For launch stages after alpha, the API design review is mandatory due to its impact on user experience across the board. Your team’s inconsistencies affect more than just your team.

In some cases, there is a difficult choice to be made between product excellence and either engineering effort or deadlines. These are difficult business decisions and we understand that they are sometimes necessary; however, a director or VP must make an explicit choice to put these other concerns ahead of product excellence when choosing to bypass design review or disregard reviewers’ feedback.

…to make my review go faster?

A few tips:

  • Begin API review as early as possible, and follow up frequently.
  • Run the API linter beforehand. (If you are disabling the linter at any point, explain why. Reviewers often find that the linter is disabled because it did its job.)
  • Ensure that every message, RPC, and field is usefully commented. Comments should be in valid American English and say something meaningful.
  • If your API reviewer asks you to explain something, add the explanation in the proto comments, rather than the code review conversation. This will very often save you a round trip.

…if one of my API reviewers is unresponsive?

Reach out to the reviewer on Hangouts. If that fails, reach out to the other reviewer, who will coordinate accordingly. If that fails also, escalate according to AIP-1.

…if I have a design question?

The first places to look at the API style guide, the AIP index, and other public APIs within Google. Other public APIs are particularly valuable; it is common that someone has encountered a situation that is germane to your question.

…if I have a question not covered there?

Reach out to api-design@google.com with your question.

This generally works best when you are seeking guidance on a specific question related to API design, and when you clearly explain your use case and provide examples.

Note: The membership of this list comprises almost exclusively volunteers, who spend the majority of their time doing something else. We do our best to be responsive, but please be patient with us.

…if a question is complex and languishing in a CL?

While the code review interface is the best way to resolve questions when practical, sometimes there are issues that are sufficiently complicated that working them out in the code review tool is not feasible. In this situation, reach out to your reviewers and ask to schedule a meeting. In general, most issues can be discussed in 30 minutes.

When this happens, make sure that someone documents what is discussed in the CL, so that the history is preserved.

…if my API needs to violate a standard?

Clearly document (using an internal comment in the proto) that you are violating an API design guideline and your rationale for doing so. This comment must be prefixed with aip.dev/not-precedent.

In general, your rationale for the design guideline violation should be in accordance with one of the enumerated reasons listed in AIP-200. If it is not, work together with your API reviewer to determine the right thing to do.

…if a reviewer is bringing up a previously-settled issue?

If you have a different reviewer from your API’s previous stages, this might happen. In general, the best approach is simply to reference the code review where the issue was decided. Reviewers want to avoid causing you churn, and therefore usually give deference to previous reviews. This is usually sufficient to resolve the question promptly.

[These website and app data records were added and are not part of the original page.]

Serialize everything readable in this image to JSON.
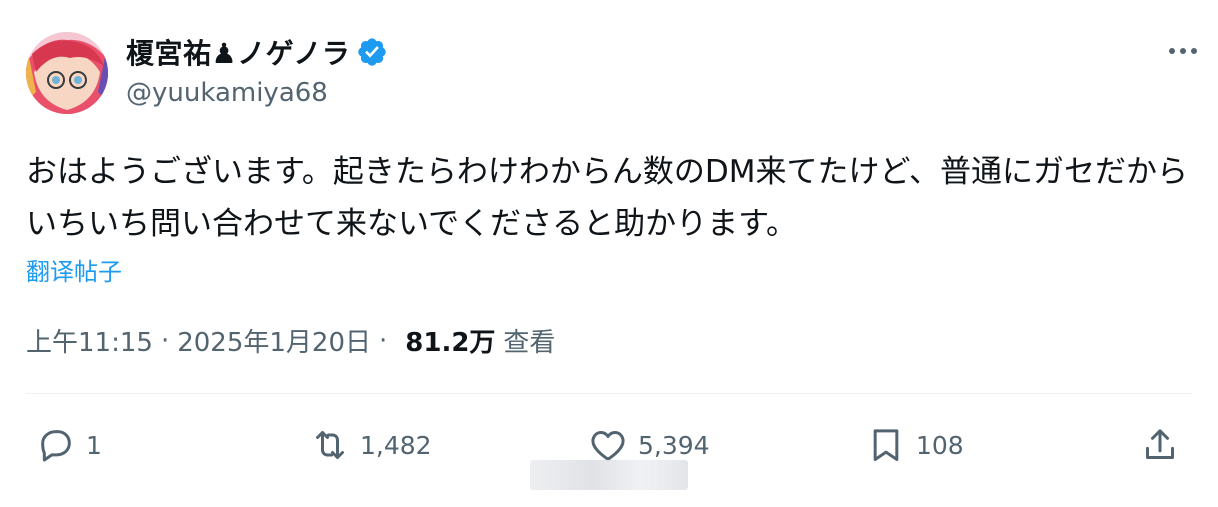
{
  "author": {
    "display_name": "榎宮祐♟ノゲノラ",
    "handle": "@yuukamiya68"
  },
  "tweet": {
    "text": "おはようございます。起きたらわけわからん数のDM来てたけど、普通にガセだからいちいち問い合わせて来ないでくださると助かります。",
    "translate_label": "翻译帖子"
  },
  "meta": {
    "time": "上午11:15",
    "separator": "·",
    "date": "2025年1月20日",
    "views_count": "81.2万",
    "views_label": "查看"
  },
  "actions": {
    "reply_count": "1",
    "retweet_count": "1,482",
    "like_count": "5,394",
    "bookmark_count": "108"
  },
  "colors": {
    "accent": "#1d9bf0",
    "secondary_text": "#536471",
    "primary_text": "#0f1419"
  },
  "icons": [
    "verified-badge-icon",
    "more-icon",
    "reply-icon",
    "retweet-icon",
    "like-icon",
    "bookmark-icon",
    "share-icon"
  ]
}
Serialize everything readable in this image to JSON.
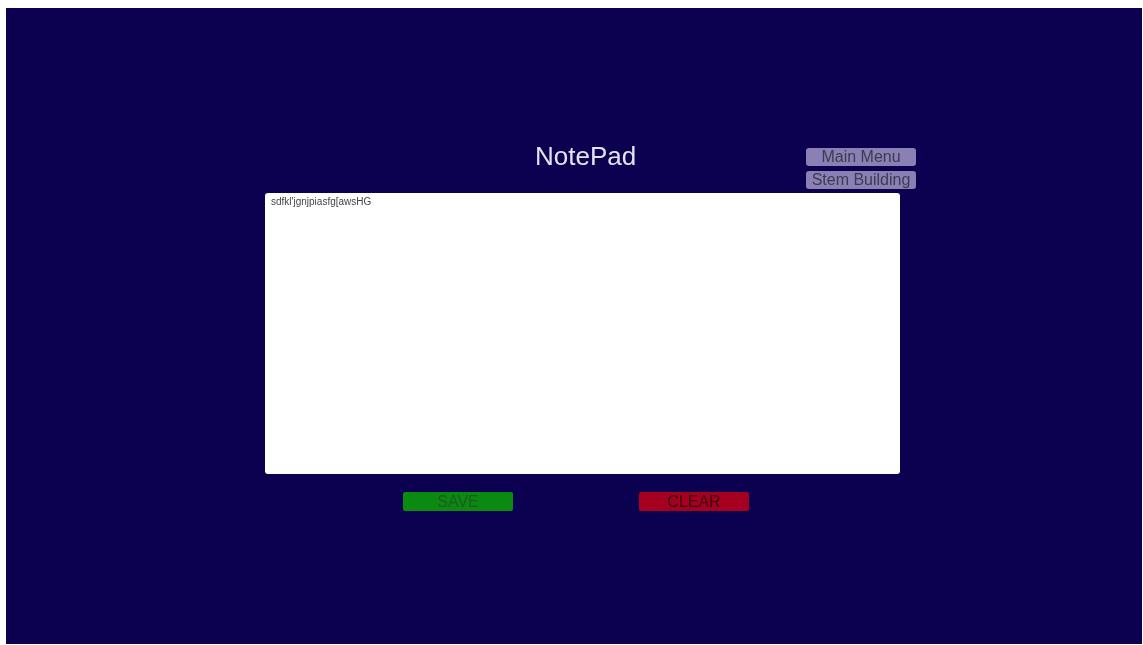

Occasionally, the reviewer may believe that the previous reviewer made a significant mistake, and that correcting it is important. In this case, you and your reviewer should work together to determine the best course of action.

…if the team and the reviewers strongly disagree?

Escalate according to AIP-1.

Does my PA or team have any particular guidelines?

The Cloud PA has specific guidelines to ensure additional consistency across Cloud, and Cloud APIs have their own reviewer pool. Other teams may adopt similar (but not necessarily identical) rules and systems. Some teams that produce multiple APIs (for example, machine learning) may also have guidelines that apply to that group of APIs.

In all cases, we endeavor to make these guidelines available as AIPs; the higher AIP numbers are reserved for specific PA and team use (see AIP-2), and these AIPs are listed in the AIP index.